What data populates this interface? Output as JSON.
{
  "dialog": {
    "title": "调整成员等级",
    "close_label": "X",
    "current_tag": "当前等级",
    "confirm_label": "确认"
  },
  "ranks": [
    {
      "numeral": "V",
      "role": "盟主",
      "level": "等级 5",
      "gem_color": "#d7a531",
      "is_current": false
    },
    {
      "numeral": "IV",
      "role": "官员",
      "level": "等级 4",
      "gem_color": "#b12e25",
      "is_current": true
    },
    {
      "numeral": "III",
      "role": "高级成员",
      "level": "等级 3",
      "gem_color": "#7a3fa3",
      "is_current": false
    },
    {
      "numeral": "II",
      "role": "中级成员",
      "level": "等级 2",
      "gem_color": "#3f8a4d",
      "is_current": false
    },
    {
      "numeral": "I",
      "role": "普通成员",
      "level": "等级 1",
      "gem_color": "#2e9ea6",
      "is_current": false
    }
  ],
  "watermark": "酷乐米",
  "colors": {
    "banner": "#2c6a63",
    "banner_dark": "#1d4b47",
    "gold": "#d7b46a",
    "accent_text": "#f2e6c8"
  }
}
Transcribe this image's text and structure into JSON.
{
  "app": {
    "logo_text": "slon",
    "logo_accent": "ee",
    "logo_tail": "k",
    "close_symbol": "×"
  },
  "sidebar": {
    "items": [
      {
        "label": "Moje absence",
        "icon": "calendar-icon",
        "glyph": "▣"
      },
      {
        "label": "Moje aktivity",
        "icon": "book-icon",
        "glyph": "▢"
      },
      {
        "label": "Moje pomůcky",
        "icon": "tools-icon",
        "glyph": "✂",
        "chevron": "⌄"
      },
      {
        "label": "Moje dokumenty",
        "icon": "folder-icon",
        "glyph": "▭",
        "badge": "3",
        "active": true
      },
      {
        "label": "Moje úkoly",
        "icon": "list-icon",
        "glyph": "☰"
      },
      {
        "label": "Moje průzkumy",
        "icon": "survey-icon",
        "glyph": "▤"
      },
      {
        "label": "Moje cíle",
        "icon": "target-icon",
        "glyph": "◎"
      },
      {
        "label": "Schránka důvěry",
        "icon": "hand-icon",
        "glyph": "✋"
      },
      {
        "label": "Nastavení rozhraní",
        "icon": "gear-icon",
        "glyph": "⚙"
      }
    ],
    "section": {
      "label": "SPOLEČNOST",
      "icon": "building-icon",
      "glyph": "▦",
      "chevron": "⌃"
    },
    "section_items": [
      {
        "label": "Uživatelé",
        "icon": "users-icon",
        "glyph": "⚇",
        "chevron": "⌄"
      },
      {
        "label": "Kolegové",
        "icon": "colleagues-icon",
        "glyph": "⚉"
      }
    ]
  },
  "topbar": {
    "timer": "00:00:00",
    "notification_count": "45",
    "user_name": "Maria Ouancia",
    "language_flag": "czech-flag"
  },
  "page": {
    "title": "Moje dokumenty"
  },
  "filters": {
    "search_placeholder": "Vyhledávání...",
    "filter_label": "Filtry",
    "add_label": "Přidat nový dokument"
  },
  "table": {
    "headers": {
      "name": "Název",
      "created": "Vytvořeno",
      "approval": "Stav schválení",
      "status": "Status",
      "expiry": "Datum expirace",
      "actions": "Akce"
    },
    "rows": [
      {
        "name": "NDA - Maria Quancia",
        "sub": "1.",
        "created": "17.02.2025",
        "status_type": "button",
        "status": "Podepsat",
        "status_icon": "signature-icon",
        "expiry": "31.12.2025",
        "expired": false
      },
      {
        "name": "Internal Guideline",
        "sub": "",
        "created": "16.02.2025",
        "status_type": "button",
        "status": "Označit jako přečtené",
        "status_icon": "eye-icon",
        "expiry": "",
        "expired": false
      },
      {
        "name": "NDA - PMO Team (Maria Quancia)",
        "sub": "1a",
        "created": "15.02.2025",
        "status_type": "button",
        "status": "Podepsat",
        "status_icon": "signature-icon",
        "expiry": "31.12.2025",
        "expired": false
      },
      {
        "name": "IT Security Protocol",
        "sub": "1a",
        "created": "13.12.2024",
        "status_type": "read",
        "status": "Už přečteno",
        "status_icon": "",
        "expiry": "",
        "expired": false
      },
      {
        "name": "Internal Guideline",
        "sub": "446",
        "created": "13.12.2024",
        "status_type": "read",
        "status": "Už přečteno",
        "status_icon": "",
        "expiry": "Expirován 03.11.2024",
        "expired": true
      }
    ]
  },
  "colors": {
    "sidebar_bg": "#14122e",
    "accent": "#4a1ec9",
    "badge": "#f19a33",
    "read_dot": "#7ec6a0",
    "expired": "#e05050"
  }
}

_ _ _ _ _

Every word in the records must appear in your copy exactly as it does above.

What data populates this interface? Output as JSON.
{
  "dialog": {
    "title": "调整成员等级",
    "close_label": "X",
    "current_tag": "当前等级",
    "confirm_label": "确认"
  },
  "ranks": [
    {
      "numeral": "V",
      "role": "盟主",
      "level": "等级 5",
      "gem_color": "#d7a531",
      "is_current": false
    },
    {
      "numeral": "IV",
      "role": "官员",
      "level": "等级 4",
      "gem_color": "#b12e25",
      "is_current": true
    },
    {
      "numeral": "III",
      "role": "高级成员",
      "level": "等级 3",
      "gem_color": "#7a3fa3",
      "is_current": false
    },
    {
      "numeral": "II",
      "role": "中级成员",
      "level": "等级 2",
      "gem_color": "#3f8a4d",
      "is_current": false
    },
    {
      "numeral": "I",
      "role": "普通成员",
      "level": "等级 1",
      "gem_color": "#2e9ea6",
      "is_current": false
    }
  ],
  "watermark": "酷乐米",
  "colors": {
    "banner": "#2c6a63",
    "banner_dark": "#1d4b47",
    "gold": "#d7b46a",
    "accent_text": "#f2e6c8"
  }
}
Transcribe this image's text and structure into JSON.
{
  "app": {
    "logo_text": "slon",
    "logo_accent": "ee",
    "logo_tail": "k",
    "close_symbol": "×"
  },
  "sidebar": {
    "items": [
      {
        "label": "Moje absence",
        "icon": "calendar-icon",
        "glyph": "▣"
      },
      {
        "label": "Moje aktivity",
        "icon": "book-icon",
        "glyph": "▢"
      },
      {
        "label": "Moje pomůcky",
        "icon": "tools-icon",
        "glyph": "✂",
        "chevron": "⌄"
      },
      {
        "label": "Moje dokumenty",
        "icon": "folder-icon",
        "glyph": "▭",
        "badge": "3",
        "active": true
      },
      {
        "label": "Moje úkoly",
        "icon": "list-icon",
        "glyph": "☰"
      },
      {
        "label": "Moje průzkumy",
        "icon": "survey-icon",
        "glyph": "▤"
      },
      {
        "label": "Moje cíle",
        "icon": "target-icon",
        "glyph": "◎"
      },
      {
        "label": "Schránka důvěry",
        "icon": "hand-icon",
        "glyph": "✋"
      },
      {
        "label": "Nastavení rozhraní",
        "icon": "gear-icon",
        "glyph": "⚙"
      }
    ],
    "section": {
      "label": "SPOLEČNOST",
      "icon": "building-icon",
      "glyph": "▦",
      "chevron": "⌃"
    },
    "section_items": [
      {
        "label": "Uživatelé",
        "icon": "users-icon",
        "glyph": "⚇",
        "chevron": "⌄"
      },
      {
        "label": "Kolegové",
        "icon": "colleagues-icon",
        "glyph": "⚉"
      }
    ]
  },
  "topbar": {
    "timer": "00:00:00",
    "notification_count": "45",
    "user_name": "Maria Ouancia",
    "language_flag": "czech-flag"
  },
  "page": {
    "title": "Moje dokumenty"
  },
  "filters": {
    "search_placeholder": "Vyhledávání...",
    "filter_label": "Filtry",
    "add_label": "Přidat nový dokument"
  },
  "table": {
    "headers": {
      "name": "Název",
      "created": "Vytvořeno",
      "approval": "Stav schválení",
      "status": "Status",
      "expiry": "Datum expirace",
      "actions": "Akce"
    },
    "rows": [
      {
        "name": "NDA - Maria Quancia",
        "sub": "1.",
        "created": "17.02.2025",
        "status_type": "button",
        "status": "Podepsat",
        "status_icon": "signature-icon",
        "expiry": "31.12.2025",
        "expired": false
      },
      {
        "name": "Internal Guideline",
        "sub": "",
        "created": "16.02.2025",
        "status_type": "button",
        "status": "Označit jako přečtené",
        "status_icon": "eye-icon",
        "expiry": "",
        "expired": false
      },
      {
        "name": "NDA - PMO Team (Maria Quancia)",
        "sub": "1a",
        "created": "15.02.2025",
        "status_type": "button",
        "status": "Podepsat",
        "status_icon": "signature-icon",
        "expiry": "31.12.2025",
        "expired": false
      },
      {
        "name": "IT Security Protocol",
        "sub": "1a",
        "created": "13.12.2024",
        "status_type": "read",
        "status": "Už přečteno",
        "status_icon": "",
        "expiry": "",
        "expired": false
      },
      {
        "name": "Internal Guideline",
        "sub": "446",
        "created": "13.12.2024",
        "status_type": "read",
        "status": "Už přečteno",
        "status_icon": "",
        "expiry": "Expirován 03.11.2024",
        "expired": true
      }
    ]
  },
  "colors": {
    "sidebar_bg": "#14122e",
    "accent": "#4a1ec9",
    "badge": "#f19a33",
    "read_dot": "#7ec6a0",
    "expired": "#e05050"
  }
}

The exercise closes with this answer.